Okay, right off the hop I’ll concede that I asked some dumb questions during my 30 years as a jock-sniffer.
I suppose it goes with the territory. You’re fighting deadline and you’re anxious to join the boys and girls on the beat for some brown pops once everyone’s copy has been filed. Maybe you have a plane to catch. So you need a quickie sound bite, no matter how hackneyed it might be. You spit out the first question that comes to mind and, well, next thing you know there’s a coach or player with hot, burning coals for eyeballs and he’s looking at you as if he just discovered that you’re his wife’s lesbian lover.
What can I tell you? Dumb happens.
There are, however, different degrees of dumb. I mean, just plain dumb is a post-game query like: “Guess you’re not too happy with that 50-point loss, eh coach?” (Well, duh. What was your first clue, Sherlock?) Dumber is: “If you were a rodent, coach, what kind of rodent would you be?” (Couldn’t be a rat because all the rats are in journalism digging up dirt and asking dumb questions.) Dumbest is: “Your team just got taken to the woodshed, coach, but you’re only two points out of the playoffs and you have six games left, so are you going to give up?” (Pardon me?)
And so it was Sunday afternoon, scant seconds after the Winnipeg Blue Bombers were given yet another wedgie, their eighth this Canadian Football League crusade against four victories. Dumb and Dumber didn’t show up to the apres-match interrogation of Bombers head coach Mike O’Shea, but Dumbest sure did and his name is Gary Lawless, lead sports columnist at the Winnipeg Free Press.
Oh, yes, there he was, asking O’Shea if he and his players, fresh off a 35-14 beatdown by the Montreal Alouettes, were going to wave the white flag. Surrender. Cash in their chips. Write off the season.
Lawless: “Mike, I know the answer, but I have to ask this…you haven’t given up on this season?”
O’Shea (gobsmacked): “Pardon me?”
Lawless: “You haven’t given up on this season…you’re not out of the playoffs…”
O’Shea (still gobsmacked): “No. This is where you have to beep this answer out.”

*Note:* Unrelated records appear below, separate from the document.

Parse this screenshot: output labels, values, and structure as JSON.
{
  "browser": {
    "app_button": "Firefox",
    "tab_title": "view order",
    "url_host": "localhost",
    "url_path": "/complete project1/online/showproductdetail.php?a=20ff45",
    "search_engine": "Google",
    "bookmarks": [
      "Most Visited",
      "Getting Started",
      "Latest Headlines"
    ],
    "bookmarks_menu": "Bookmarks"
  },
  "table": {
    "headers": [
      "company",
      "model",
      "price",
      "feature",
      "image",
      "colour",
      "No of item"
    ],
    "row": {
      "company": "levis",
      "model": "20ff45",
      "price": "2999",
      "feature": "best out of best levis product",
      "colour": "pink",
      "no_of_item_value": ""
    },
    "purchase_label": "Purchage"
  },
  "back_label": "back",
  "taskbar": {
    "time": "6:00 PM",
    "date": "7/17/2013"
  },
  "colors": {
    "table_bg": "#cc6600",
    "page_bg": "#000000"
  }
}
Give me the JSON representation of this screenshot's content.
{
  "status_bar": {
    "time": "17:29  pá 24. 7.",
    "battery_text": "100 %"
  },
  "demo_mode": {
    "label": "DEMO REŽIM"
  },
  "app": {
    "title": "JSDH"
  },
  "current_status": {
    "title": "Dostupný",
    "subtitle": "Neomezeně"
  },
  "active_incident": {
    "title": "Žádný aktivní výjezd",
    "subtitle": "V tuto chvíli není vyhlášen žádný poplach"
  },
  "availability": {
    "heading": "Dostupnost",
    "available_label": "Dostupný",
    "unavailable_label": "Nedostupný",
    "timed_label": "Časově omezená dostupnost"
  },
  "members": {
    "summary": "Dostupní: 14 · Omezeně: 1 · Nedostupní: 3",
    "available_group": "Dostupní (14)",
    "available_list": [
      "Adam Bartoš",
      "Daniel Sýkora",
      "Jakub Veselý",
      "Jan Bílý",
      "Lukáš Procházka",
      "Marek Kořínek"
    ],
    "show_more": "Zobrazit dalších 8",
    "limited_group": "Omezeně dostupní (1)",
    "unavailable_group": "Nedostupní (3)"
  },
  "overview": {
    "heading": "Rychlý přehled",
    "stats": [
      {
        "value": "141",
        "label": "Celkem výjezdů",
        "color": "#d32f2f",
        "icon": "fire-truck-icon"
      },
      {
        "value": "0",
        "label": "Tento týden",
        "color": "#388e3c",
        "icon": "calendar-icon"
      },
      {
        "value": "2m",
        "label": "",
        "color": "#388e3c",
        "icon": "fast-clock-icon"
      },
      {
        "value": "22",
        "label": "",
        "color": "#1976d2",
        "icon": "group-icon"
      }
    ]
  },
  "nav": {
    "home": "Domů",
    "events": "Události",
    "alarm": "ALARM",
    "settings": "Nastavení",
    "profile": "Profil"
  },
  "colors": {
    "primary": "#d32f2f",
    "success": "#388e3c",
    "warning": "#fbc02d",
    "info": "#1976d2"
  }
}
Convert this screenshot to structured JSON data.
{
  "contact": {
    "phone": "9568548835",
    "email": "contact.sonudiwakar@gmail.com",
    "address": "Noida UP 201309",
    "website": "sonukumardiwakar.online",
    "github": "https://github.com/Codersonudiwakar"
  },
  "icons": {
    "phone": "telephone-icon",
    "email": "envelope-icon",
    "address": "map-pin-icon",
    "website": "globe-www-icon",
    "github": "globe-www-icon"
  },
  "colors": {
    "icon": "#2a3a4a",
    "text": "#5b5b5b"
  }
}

Lawless: “We have to ask this question.”
O’Shea (still gobsmacked with gusts up to pissed right off): “Come on. We’ve got seven games…”
Lawless: “You’re 4-and-8.”
O’Shea: “Six…we’ve got six games left…”
Lawless: “It’s not an unfair question. It’s not an unfair question.”
O’Shea (ready to eat live rodents and wondering what sort of bizarro world he has fallen into): “No, we’re not giving up. We’ve got too many good players that aren’t gonna give up. We’ve got coaches (not gonna give up), we have fans not giving up. There’s no way we’re giving up. We’re still in a position where we can win a bunch of games and get in the playoffs. Is it one game tougher? Absolutely, it’s one game tougher. All right? And we’ve got some tough opponents coming up. Oh, well. We understand where we’re at and we’ve gotta overcome that.”
Full marks to O’Shea for not flat out losing it.
Seriously. Yes, the man’s team is in full wobble at 4-8, but it remains a mere two points removed from a playoff position and there are another half dozen matches to be played. And just so we’re clear on this, it is not uncommon for sub-.500 outfits to qualify for the Grey Cup tournament. It’s happened seven times in the past eight seasons. So, yes, the question was grossly unfair. It was also inflammatory, nakedly stupid, not rooted in the reality of precedence, and it never should have been asked.
It’s astonishing that O’Shea didn’t go all Bobby Knight.
(Footnote: In his initial piece on the Bombers-Alouettes skirmish, Lawless reported the final score as 38-15. That, of course, was a blunder. Eventually, an editor who initially missed the gaffe caught the gaffe and covered Lawless’s sizeable butt. I don’t suppose he’ll give up writing football, though.)
Patti Dawn Swansson has been writing about Winnipeg sports for more than 40 years, longer than any living being. Do not, however, assume that to mean she harbors a wealth of sports knowledge or that she’s a jock journalist of award-winning loft. It simply means she is old and comfortable at a keyboard (although arthritic fingers sometimes make typing a bit of a chore) and she apparently doesn’t know when to quit. Or she can’t quit.
She is most proud of her Q Award, presented to her in 2012 for her scribblings about the LGBT community in Victoria, B.C., and her induction into the Manitoba Sportswriters & Sportscasters Association Media Roll of Honour.